__What is expected__
Quote all entries in full, exactly.

__Information supplied__
══════════

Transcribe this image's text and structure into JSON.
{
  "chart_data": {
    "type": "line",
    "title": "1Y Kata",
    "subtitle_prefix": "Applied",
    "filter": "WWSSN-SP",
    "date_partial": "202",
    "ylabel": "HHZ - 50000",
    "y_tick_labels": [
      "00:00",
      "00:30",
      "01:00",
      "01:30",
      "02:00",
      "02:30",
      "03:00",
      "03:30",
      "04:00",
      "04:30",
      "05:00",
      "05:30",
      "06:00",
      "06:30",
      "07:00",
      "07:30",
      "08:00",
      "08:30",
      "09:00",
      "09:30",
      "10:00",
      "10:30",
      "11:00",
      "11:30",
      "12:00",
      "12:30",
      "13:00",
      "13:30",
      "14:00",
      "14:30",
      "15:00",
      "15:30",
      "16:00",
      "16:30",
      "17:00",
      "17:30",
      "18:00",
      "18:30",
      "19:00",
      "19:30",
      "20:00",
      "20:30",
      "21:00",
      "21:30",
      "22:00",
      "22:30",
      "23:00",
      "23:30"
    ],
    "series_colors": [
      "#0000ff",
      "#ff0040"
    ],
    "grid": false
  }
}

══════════

__Expected answer__
Transcribe this image's text and structure into JSON.
{
  "chart_data": {
    "type": "line",
    "title": "1Y Kata",
    "subtitle_prefix": "Applied",
    "filter": "WWSSN-SP",
    "date_partial": "202",
    "ylabel": "HHZ - 50000",
    "y_tick_labels": [
      "00:00",
      "00:30",
      "01:00",
      "01:30",
      "02:00",
      "02:30",
      "03:00",
      "03:30",
      "04:00",
      "04:30",
      "05:00",
      "05:30",
      "06:00",
      "06:30",
      "07:00",
      "07:30",
      "08:00",
      "08:30",
      "09:00",
      "09:30",
      "10:00",
      "10:30",
      "11:00",
      "11:30",
      "12:00",
      "12:30",
      "13:00",
      "13:30",
      "14:00",
      "14:30",
      "15:00",
      "15:30",
      "16:00",
      "16:30",
      "17:00",
      "17:30",
      "18:00",
      "18:30",
      "19:00",
      "19:30",
      "20:00",
      "20:30",
      "21:00",
      "21:30",
      "22:00",
      "22:30",
      "23:00",
      "23:30"
    ],
    "series_colors": [
      "#0000ff",
      "#ff0040"
    ],
    "grid": false
  }
}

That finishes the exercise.